An alligator that bit a Georgia woman Monday on Hilton Head Island waited until her back was turned before attacking, according to the victim and her family.
"He came after us," said Irma Heape, 55, who was fishing in Shipyard Plantation with her son Aaron when the eight-foot reptile shot from the water and clamped down on her right foot.
"We never provoked him or anything," the Hephziba, Ga., resident said.
Although she was treated at the scene by paramedics, Heape was later taken to Hilton Head Hospital by her husband, Butch. She spent Monday night in the emergency room awaiting surgery to repair broken bones in her foot. She also needed numerous stitches to close lacerations and puncture wounds.
She was released Tuesday afternoon and has been relying on a walker and oversized medical boot to get around.
The incident happened shortly after 8 p.m. Heape and her son were fishing in the lagoon behind their Egret Point vacation condo when the gator swam within about 10 feet.
"My daughter said 'There's that gator!' and I turned around to run, and my son grabbed me, and I guess pulled my foot out of its mouth," she recalled.
Aaron Heape, 19, says he pushed his mom onto shore as the gator struck. The creature let go of her foot almost immediately.
"It all happened in about two seconds," he said.
'A DANGEROUS SITUATION'
Beaufort County resident Tom Murphy, who worked for 33 years for the S.C. Department of Natural Resources before retiring, said unprovoked alligator attacks against people are rare.
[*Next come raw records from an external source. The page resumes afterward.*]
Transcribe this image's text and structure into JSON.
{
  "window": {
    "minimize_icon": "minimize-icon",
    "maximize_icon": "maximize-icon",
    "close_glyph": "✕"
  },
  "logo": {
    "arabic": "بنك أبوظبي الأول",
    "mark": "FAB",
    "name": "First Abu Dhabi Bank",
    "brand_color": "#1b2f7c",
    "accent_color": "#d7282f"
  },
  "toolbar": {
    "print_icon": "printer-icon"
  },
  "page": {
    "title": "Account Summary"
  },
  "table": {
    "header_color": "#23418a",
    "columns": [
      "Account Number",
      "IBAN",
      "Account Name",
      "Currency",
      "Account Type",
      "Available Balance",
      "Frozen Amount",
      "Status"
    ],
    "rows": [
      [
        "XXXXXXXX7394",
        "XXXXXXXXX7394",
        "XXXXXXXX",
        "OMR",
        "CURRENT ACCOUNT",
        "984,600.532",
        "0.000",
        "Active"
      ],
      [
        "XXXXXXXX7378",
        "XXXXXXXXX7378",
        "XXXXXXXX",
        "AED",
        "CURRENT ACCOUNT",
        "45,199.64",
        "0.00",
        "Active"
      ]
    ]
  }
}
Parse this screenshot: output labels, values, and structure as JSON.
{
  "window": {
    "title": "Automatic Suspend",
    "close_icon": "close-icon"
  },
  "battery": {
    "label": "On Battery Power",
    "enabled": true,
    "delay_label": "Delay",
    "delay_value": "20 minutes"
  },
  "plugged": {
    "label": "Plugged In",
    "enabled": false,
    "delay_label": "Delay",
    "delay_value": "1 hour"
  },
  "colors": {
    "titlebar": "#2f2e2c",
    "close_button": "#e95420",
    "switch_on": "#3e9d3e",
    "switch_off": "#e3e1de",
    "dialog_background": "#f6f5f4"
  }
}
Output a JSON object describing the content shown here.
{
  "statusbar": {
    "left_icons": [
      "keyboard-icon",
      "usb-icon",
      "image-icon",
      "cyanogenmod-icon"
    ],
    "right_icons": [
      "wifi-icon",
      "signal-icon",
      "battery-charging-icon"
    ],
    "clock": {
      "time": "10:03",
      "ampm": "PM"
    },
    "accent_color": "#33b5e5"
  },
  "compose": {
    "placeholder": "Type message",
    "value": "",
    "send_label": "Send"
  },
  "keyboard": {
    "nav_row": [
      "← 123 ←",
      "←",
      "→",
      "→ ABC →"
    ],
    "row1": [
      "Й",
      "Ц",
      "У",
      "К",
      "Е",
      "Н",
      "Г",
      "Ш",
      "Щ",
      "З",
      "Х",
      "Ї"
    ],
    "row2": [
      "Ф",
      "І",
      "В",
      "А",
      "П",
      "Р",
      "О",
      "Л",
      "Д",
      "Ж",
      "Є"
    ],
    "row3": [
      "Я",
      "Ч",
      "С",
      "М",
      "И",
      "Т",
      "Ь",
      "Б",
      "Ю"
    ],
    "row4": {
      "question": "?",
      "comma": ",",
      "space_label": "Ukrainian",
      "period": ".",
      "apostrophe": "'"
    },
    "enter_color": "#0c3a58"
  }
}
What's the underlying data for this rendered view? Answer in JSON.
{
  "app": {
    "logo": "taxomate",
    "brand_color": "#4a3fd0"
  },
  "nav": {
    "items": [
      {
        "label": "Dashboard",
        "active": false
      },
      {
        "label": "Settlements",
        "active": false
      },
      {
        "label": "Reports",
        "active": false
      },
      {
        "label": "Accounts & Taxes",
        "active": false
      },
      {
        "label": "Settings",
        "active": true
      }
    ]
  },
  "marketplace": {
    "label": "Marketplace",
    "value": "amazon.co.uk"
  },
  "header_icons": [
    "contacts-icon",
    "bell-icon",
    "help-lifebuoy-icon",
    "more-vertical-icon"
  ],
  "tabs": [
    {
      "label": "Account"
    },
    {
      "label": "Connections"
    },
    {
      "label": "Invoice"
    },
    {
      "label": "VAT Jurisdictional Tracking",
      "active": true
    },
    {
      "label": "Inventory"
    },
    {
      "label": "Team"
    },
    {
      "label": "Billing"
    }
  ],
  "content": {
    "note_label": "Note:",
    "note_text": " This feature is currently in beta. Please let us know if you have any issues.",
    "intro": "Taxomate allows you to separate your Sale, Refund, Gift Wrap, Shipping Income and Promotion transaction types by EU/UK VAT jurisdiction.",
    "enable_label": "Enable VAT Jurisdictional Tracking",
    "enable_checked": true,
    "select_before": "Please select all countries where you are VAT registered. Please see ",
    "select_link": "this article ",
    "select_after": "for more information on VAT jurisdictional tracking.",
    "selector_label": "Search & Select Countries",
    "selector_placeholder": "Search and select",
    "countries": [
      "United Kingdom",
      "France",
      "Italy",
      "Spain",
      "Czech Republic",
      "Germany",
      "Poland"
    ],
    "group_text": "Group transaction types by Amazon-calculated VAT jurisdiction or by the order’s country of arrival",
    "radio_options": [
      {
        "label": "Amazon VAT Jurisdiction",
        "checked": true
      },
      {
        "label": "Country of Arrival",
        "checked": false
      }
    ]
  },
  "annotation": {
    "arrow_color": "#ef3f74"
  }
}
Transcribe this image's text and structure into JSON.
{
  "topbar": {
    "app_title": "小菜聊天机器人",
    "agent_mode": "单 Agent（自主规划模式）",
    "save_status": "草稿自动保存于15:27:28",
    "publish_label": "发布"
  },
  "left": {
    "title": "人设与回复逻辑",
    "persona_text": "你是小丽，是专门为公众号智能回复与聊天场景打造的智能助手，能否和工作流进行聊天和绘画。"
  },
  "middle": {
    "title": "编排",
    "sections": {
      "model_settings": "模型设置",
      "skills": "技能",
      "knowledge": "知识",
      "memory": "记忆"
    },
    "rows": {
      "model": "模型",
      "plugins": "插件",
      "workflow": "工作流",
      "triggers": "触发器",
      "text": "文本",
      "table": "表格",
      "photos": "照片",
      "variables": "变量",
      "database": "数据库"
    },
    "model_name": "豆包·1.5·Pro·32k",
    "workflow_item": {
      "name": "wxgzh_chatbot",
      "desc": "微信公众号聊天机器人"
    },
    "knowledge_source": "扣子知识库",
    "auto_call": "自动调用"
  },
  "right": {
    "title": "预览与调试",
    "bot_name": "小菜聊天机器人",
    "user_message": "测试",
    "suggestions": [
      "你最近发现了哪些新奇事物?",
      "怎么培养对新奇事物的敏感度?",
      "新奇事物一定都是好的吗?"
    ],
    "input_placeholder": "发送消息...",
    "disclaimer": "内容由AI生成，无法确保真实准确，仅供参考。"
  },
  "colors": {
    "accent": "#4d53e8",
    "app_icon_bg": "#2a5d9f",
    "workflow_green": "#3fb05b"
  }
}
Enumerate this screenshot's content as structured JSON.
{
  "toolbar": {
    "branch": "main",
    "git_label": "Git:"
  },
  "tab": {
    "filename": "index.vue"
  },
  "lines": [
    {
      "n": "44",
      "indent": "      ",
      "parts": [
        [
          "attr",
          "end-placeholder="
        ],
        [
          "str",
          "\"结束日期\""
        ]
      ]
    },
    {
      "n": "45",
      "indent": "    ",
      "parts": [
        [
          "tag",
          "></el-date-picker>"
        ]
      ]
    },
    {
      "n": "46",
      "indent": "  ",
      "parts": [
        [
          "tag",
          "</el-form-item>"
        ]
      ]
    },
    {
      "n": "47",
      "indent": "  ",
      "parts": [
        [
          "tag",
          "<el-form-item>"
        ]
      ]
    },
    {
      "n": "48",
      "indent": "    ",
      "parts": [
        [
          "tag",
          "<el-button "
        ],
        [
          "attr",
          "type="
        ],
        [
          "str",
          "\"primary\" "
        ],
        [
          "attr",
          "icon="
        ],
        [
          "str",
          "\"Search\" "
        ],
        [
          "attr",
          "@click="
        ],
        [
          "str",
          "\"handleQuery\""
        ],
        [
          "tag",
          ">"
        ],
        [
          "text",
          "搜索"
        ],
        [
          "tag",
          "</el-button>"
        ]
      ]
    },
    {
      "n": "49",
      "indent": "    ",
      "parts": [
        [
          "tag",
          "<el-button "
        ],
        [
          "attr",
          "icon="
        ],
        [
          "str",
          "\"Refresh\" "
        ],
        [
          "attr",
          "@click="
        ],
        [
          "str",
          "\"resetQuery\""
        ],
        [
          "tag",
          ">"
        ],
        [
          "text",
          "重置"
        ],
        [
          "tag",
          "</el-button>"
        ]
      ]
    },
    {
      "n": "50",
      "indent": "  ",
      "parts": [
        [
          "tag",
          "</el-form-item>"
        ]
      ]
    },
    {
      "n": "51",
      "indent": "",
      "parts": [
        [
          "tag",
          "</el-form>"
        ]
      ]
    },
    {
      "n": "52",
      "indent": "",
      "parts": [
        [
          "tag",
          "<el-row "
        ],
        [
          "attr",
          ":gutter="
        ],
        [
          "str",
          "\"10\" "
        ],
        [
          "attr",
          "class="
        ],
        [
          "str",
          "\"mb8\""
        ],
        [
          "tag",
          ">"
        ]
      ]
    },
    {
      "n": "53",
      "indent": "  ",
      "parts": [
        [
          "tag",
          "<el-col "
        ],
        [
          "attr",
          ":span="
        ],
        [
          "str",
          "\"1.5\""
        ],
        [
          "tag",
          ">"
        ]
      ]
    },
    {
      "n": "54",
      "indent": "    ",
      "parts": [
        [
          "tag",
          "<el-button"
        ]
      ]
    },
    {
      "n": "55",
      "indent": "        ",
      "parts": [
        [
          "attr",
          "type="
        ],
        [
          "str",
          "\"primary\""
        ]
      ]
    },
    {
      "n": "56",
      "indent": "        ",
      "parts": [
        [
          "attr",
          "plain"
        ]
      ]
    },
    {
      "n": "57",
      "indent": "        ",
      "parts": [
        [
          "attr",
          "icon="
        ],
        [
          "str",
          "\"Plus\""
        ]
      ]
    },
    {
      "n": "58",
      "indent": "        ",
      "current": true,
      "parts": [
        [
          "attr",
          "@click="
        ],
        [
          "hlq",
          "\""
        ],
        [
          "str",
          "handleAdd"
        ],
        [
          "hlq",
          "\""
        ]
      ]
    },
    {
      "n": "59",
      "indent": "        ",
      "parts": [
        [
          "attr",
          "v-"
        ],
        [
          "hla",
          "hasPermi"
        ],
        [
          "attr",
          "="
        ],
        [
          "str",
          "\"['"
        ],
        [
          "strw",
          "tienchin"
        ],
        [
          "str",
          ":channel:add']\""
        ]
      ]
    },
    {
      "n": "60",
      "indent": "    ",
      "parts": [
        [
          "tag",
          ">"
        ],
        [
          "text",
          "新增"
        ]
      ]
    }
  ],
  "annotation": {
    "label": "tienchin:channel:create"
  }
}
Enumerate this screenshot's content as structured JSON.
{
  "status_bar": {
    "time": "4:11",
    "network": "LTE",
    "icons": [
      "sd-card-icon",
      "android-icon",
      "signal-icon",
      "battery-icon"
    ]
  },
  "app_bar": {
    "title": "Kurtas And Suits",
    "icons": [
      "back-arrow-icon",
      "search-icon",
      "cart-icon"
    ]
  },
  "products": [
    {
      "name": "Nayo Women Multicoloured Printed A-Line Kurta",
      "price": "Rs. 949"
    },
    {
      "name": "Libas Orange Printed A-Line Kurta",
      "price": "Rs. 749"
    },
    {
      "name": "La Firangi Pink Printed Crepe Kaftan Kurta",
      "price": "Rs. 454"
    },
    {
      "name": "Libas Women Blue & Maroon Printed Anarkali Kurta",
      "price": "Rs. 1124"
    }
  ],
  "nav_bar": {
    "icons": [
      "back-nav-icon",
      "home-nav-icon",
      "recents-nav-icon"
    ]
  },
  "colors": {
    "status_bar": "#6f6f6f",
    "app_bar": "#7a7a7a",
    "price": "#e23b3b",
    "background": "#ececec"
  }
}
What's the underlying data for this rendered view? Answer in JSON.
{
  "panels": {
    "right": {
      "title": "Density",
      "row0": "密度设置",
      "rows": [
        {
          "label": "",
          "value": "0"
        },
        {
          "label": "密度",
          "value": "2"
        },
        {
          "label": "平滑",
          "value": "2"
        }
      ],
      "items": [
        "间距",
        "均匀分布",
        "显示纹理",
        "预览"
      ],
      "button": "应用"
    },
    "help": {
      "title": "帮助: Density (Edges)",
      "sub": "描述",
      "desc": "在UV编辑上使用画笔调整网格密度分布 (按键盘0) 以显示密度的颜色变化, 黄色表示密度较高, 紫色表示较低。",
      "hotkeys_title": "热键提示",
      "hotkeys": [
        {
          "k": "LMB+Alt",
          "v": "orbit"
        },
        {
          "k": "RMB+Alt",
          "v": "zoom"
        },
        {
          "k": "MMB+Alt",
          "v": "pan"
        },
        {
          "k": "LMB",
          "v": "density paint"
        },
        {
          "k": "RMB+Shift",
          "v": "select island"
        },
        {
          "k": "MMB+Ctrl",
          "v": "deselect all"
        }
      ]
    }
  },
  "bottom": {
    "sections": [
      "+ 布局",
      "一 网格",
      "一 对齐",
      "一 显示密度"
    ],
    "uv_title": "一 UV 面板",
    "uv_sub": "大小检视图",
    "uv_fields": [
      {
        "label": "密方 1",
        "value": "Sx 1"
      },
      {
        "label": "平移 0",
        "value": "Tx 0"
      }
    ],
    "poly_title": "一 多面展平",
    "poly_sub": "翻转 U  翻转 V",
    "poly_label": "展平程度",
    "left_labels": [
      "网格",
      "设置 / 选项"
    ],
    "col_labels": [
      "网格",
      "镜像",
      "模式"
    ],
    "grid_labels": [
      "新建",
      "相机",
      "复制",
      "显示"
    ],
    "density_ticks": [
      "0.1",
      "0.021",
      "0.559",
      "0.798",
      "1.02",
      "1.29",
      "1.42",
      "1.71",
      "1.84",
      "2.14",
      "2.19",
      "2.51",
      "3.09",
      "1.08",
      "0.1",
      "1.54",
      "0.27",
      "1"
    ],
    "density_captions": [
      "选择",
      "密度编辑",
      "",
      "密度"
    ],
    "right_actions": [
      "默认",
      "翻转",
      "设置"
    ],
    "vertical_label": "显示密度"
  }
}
Based on details of the Heape attack, he and other alligator experts suggested the animal had grown too accustomed to people.
"Once they associate people and food, it becomes a dangerous situation," said Murphy, who continues to study the big reptiles. "That can be from intentional feeding or incidental (feeding), where a fisherman is trying to fish and the alligator gets the fish before he can pull it out.
"The more experience they have with that, the more risky it becomes."
Crews from the Hilton Head animal control company Critter Management tried but were unable to find the alligator earlier this week. Company officials did not return a phone call Thursday seeking an update on the search.
If the creature is identified and later caught, it would almost certainly be destroyed.
"You can't move them," Murphy said, citing examples where alligators have traveled 60 miles back to their nests after being relocated.
News about the alligator attack spread through Shipyard Plantation this week, but it wasn't enough to keep the Finn family from mullet fishing Thursday afternoon in a lagoon near Shipyard Golf Club.
"I don't see them as a problem," said Ben Finn, whose family traveled to the island from Louisville, Ky. "But when the big ones come, we tend to leave when they swim up."
Heape, who is expected to make a full recovery, hasn't let the incident sour her on Hilton Head.
"It's not going to keep me from coming back."